analytical skills, oral communication skills and your ability to work as part of a team.
Students explore set topics in detail, building on sources and modern scholarship they have
read in independent study, and participate in group and class discussion, and make formal
The format of resits will be determined by the Board of Examiners
|Written Examination||180||1||A||85||The exam consists of 2 gobbet source criticisms and two essay questions.|
|Oral Presentation||15||1||M||15||10 minutes plus 5 minutes for questions. Will employ powerpoint and a handout.|
Assessment Rationale And Relationship
The seminar workshops assess knowledge and understanding of core themes, the ability to compare and contrast source materials, and the ability to expound and criticize a textual extract lucidly and succinctly. The students' oral communication and presentation skills will be developed by their delivering a formal presentation which will be summatively assessed by the seminar leader. This will help students to develop transferable skills such as using powerpoint to a professional standard and expressing complex ideas to a non-specialist audience. Formal training will be provided in the form of a skills session in week one.
The unseen examination tests the students’ acquisition of a clear, general and overall knowledge of the subject plus the ability to think and analyse a problem quickly, to select from and to apply both the general knowledge of aspects of the subject to new questions, problem-solving skills, adaptability, the ability to work unaided and to write clearly and concisely.
Study-abroad, non-Erasmus exchange and Loyola students spending semester 1 only are required to finish their assessment while in Newcastle. This will take the form of an alternative assessment, as outlined in the formats below:
Modules assessed by Coursework and Exam:

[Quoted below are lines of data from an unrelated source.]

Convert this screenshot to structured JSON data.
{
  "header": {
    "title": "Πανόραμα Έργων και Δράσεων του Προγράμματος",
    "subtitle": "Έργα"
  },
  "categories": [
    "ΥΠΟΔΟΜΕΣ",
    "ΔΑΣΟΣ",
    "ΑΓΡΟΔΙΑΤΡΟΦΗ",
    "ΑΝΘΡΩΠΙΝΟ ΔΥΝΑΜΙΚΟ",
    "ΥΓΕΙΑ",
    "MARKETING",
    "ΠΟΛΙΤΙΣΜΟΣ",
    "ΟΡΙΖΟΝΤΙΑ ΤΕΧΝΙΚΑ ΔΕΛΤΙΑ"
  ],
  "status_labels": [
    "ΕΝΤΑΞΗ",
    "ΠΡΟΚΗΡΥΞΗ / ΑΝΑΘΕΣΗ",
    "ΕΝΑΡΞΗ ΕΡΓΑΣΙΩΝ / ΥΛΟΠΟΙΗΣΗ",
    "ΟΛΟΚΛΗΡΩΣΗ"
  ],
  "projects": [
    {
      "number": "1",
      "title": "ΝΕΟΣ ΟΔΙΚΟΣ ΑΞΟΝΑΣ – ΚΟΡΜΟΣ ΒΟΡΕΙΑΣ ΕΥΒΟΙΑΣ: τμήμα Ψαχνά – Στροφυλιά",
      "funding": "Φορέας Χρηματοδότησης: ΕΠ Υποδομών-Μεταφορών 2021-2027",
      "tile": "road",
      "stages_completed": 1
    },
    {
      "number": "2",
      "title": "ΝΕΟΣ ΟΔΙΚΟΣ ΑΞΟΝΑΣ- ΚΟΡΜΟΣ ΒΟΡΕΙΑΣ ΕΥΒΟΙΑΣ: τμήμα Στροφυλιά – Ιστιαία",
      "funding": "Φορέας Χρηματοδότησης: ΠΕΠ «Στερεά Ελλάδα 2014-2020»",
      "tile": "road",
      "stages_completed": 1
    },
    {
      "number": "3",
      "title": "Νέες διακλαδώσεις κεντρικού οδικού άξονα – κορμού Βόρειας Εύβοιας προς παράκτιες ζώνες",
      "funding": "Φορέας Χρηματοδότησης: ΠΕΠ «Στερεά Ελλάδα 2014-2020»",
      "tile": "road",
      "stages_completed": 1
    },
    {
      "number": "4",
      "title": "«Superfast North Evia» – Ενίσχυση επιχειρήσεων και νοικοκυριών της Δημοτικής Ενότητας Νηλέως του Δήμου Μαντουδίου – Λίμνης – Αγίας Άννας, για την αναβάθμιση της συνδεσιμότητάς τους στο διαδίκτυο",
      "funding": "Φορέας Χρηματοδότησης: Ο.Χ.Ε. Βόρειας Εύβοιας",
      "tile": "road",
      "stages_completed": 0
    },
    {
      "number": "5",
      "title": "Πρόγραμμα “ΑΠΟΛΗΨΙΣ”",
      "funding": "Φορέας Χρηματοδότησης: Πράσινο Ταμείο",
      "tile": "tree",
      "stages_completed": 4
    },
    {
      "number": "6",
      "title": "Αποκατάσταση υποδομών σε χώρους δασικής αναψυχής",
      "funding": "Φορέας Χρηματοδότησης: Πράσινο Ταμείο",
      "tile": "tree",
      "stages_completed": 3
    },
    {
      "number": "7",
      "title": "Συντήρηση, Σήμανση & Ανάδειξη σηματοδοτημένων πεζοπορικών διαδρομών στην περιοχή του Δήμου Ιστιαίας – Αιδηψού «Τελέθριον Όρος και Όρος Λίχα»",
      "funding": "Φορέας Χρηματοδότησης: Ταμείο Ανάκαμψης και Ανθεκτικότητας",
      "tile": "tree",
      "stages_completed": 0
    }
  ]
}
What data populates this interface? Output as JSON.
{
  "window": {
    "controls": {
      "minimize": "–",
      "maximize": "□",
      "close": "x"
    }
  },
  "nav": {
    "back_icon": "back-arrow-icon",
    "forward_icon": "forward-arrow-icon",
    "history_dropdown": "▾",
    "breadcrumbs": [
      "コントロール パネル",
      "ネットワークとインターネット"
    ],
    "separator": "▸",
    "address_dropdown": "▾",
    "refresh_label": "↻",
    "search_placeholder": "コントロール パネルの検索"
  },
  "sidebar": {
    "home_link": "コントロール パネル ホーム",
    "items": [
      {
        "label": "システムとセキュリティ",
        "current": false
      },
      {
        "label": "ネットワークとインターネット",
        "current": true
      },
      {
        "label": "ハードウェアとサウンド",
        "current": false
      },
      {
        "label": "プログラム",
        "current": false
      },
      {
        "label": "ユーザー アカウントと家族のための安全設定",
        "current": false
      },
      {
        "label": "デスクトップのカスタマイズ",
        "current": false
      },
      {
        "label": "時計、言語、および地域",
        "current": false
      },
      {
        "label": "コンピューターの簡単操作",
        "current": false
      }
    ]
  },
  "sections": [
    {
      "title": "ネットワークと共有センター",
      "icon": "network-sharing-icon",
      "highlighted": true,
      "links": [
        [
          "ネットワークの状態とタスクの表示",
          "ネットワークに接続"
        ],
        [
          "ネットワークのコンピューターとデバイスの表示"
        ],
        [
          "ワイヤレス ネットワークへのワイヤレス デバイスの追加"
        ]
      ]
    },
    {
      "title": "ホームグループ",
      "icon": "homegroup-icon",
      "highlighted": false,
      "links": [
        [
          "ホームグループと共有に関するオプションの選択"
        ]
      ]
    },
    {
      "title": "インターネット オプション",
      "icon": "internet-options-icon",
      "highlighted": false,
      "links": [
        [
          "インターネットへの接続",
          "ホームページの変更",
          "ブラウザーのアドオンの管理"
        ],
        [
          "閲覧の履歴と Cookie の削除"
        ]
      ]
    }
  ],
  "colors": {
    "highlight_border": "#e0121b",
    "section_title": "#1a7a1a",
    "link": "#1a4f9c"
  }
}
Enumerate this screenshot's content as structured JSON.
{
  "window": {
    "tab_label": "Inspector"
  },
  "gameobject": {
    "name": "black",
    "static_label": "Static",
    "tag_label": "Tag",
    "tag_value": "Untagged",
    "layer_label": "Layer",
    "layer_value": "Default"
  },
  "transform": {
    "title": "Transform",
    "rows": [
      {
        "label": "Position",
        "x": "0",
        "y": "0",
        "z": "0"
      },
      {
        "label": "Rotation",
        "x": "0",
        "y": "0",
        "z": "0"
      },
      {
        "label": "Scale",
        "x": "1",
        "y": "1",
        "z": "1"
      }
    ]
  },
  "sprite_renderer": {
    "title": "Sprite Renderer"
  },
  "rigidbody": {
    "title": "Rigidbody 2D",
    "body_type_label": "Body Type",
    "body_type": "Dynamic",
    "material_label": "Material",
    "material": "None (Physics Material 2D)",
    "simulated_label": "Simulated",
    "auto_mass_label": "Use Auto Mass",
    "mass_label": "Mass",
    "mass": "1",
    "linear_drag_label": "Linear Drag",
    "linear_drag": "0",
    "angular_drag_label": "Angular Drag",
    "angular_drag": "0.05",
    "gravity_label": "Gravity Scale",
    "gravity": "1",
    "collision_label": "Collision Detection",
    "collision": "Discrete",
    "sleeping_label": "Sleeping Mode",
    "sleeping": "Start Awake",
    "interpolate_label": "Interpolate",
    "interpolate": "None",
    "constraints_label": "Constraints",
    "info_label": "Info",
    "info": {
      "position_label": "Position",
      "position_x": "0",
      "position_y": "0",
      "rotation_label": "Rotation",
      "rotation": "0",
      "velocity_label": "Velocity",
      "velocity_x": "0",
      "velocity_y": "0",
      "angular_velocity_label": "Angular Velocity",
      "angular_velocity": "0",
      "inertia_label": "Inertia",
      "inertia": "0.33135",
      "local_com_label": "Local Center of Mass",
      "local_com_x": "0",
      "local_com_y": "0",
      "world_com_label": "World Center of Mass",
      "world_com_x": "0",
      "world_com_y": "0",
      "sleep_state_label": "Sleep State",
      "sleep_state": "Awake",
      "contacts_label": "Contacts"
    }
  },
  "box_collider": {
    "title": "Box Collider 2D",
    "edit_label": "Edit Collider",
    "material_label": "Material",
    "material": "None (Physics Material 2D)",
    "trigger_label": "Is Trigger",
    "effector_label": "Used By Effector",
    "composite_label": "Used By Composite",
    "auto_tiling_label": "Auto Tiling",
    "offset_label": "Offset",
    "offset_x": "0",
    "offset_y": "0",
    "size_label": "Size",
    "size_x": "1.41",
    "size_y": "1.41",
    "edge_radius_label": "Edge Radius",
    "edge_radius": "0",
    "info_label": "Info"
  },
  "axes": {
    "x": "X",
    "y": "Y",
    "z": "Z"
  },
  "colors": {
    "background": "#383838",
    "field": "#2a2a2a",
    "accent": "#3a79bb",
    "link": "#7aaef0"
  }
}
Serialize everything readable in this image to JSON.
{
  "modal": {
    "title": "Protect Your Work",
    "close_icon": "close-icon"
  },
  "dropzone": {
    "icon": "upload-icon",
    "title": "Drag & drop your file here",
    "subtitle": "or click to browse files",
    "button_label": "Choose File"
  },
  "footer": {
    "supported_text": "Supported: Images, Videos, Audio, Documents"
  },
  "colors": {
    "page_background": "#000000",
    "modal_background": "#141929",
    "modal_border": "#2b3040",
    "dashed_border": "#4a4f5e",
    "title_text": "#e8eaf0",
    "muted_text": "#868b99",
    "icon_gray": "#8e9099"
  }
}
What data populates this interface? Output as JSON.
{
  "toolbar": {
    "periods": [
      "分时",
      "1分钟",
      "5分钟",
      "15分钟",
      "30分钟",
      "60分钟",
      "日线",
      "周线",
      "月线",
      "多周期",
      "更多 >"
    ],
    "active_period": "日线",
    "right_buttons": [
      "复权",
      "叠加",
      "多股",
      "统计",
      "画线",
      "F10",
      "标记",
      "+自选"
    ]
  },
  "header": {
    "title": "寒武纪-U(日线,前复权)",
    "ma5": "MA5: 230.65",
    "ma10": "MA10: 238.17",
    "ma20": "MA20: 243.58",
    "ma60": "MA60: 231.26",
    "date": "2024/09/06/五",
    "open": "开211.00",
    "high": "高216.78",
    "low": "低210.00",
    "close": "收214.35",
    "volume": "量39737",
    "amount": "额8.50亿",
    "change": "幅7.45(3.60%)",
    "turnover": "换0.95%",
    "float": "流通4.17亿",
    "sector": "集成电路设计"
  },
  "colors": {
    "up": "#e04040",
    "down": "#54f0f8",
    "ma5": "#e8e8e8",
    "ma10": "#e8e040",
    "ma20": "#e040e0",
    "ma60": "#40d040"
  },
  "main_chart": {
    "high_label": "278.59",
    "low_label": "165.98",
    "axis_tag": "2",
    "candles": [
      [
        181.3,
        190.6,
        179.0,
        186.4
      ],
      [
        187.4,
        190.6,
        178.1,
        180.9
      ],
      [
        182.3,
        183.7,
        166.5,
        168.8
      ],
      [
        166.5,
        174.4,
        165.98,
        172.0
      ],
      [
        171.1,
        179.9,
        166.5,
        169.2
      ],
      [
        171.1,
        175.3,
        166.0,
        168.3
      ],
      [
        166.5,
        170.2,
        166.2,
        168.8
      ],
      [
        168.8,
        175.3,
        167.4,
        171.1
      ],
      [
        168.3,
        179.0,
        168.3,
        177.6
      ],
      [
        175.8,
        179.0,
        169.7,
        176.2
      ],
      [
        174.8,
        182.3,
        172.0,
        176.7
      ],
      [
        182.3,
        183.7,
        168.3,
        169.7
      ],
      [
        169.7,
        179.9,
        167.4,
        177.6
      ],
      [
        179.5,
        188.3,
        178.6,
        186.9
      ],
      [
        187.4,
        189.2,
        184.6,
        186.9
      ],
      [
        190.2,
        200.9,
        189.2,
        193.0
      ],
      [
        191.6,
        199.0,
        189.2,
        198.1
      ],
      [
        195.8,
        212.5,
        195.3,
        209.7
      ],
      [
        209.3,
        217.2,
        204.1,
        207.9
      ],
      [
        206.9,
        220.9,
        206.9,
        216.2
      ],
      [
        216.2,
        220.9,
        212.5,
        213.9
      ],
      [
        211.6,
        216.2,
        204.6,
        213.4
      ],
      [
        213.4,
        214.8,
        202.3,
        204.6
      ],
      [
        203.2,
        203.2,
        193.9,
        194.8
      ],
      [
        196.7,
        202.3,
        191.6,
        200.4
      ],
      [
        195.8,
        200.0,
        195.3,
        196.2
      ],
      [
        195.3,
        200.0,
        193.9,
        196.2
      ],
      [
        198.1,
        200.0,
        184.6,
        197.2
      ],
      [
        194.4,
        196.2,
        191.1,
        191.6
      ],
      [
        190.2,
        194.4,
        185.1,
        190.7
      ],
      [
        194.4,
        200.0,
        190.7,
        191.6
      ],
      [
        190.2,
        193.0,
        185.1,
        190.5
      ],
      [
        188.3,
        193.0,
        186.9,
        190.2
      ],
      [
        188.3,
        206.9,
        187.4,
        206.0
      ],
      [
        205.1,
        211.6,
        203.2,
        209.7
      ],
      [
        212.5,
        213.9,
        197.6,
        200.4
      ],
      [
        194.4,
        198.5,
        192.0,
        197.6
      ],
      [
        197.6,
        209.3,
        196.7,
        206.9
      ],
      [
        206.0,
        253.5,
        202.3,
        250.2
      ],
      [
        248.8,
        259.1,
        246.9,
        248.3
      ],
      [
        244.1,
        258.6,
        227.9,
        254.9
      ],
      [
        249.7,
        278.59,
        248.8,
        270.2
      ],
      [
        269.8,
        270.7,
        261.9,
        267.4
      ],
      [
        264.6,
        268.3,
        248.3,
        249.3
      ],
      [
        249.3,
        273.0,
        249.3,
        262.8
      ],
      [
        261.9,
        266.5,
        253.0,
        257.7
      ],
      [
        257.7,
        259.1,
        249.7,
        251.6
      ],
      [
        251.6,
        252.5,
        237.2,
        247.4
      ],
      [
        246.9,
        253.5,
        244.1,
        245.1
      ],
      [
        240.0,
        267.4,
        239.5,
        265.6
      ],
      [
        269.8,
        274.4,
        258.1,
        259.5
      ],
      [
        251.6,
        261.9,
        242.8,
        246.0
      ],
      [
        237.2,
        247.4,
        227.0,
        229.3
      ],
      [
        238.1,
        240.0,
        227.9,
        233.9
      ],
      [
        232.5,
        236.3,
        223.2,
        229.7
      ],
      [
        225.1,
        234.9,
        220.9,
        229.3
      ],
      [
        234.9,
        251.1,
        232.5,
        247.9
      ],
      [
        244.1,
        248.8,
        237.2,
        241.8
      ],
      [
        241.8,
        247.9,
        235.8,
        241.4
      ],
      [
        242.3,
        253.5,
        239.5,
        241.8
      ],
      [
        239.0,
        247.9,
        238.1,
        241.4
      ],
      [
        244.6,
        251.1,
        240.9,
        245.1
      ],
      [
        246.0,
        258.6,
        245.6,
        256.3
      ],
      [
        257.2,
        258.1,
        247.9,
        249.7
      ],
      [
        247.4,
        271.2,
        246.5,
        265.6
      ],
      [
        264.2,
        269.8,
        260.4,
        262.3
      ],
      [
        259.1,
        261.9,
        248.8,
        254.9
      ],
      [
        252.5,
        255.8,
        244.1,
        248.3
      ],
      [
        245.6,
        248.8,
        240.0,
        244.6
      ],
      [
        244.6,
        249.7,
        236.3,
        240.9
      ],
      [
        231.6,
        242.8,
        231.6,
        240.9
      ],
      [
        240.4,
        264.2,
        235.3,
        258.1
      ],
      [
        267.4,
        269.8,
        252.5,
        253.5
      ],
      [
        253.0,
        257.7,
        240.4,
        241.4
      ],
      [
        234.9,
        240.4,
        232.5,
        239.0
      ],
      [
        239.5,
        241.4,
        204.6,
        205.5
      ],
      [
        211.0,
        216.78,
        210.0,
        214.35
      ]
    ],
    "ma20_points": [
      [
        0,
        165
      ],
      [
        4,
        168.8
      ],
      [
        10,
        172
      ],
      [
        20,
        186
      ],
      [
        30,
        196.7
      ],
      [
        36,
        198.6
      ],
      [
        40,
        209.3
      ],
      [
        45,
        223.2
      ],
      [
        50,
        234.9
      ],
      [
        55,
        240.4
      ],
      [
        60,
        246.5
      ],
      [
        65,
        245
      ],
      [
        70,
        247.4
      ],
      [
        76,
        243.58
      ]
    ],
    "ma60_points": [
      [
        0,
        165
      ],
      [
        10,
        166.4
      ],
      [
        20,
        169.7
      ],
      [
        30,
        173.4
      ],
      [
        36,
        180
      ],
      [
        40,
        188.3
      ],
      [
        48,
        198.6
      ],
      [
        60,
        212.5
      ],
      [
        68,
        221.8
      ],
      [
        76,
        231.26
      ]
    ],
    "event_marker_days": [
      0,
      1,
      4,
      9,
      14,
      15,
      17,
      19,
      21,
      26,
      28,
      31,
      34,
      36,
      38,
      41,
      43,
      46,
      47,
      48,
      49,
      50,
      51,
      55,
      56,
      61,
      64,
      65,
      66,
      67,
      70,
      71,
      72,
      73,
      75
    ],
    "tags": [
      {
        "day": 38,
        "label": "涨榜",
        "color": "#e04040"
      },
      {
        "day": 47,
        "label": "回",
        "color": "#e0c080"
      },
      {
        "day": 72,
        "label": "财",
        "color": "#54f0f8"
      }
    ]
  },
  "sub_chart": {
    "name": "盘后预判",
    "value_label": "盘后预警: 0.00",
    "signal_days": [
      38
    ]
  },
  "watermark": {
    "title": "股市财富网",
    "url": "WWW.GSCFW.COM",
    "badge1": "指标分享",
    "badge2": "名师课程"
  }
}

The normal alternative form of assessment for all semester 1 non-EU study abroad students will be one essay in addition to the other coursework assessment (the length of the essay should be adjusted in order to comply with the assessment tariff); to be submitted no later than 12pm Friday of week 12. The essays should be set so as to assure coverage of the course content to date.
Modules assessed by Exam only:
The normal alternative form of assessment for all semester 1 non-EU study abroad students will be two 2,000 word written exercises; to be submitted no later than 12pm Friday of week 12. The essays should be set so as to assure coverage of the course content to date.
Modules assessed by Coursework only:
All semester 1 non-EU study abroad students will be expected to complete the standard assessment for the module; to be submitted no later than 12pm Friday of week 12. The essays should be set so as to assure coverage of the course content to date.
Study-abroad, non-Erasmus exchange and Loyola students spending the whole academic year or semester 2 are required to complete the standard assessment as set out in the MOF under all circumstances.